1983-1984 Global Cathodic Protection Ltd. continuing the same work for North Thames Gas.
1984-1987 Alexander Corrosion Technology Ltd, CEO marketing the Alexnder Cell, cathodic protection monitoring and a corrosion control service to industry. Our work was to be in Libya where our Italian financier had friends and owned companies but a political situation caused cash flow problems.
1987-1991 Consultance work relating to the application of computer technology to cathodic protection analysis. 1991-1993
1993-1994 Nigeria, Thames Valley Berkshire Business Growth Hub.

2009-2010 Brazil, building training centre at Guararema, SP.
2010-2011 South Africa, UK
2011-2012 Iran, UK
2012-2013 Germany, UK
2013-2014 Brazil, UK
2014-2015 Iran, UK
2015-2016 Brazil, UK

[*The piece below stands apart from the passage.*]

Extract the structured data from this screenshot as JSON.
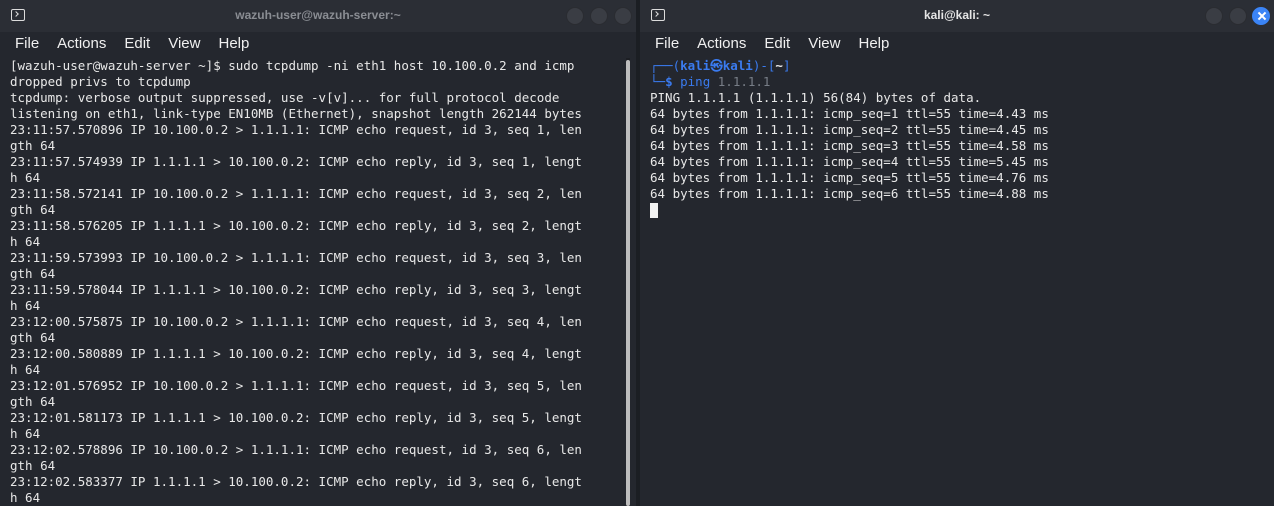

On Tuesday 9th February 2016 I went to the drop in clinic at Bracknell Innovation & Enterprise Hub where I met Chris Farrance. I described the progress I have made since meeting Susan Elliott many years ago and explained that I do not want money but need assistance to continue to expand my company that I registered for the purpose of giving away my intellectual property with respect to the control of corrosion on networks of steel pipelines. He looked at my web page
Susan Elliott
I explained that The control of corrosion required research and development at university level, software development, training, manufacture, construction and installation engineering, commissioning and maintenace activities that must be coordinated and synchronised. He asked for a business plan and I explained that there were business plans for each of these activities included in the information that I had already given to Susan Elliott.
I have uploaded these for continuity, for the convenience of anyone interested in helping me.
Chris told me that he could not help and I asked him to refer the matter to someone who could.
2016-2017 Brazil, UK
2017-2018 Brazil, UK
2018-2019 Brazil, UK
2019-2020 Brazil, UK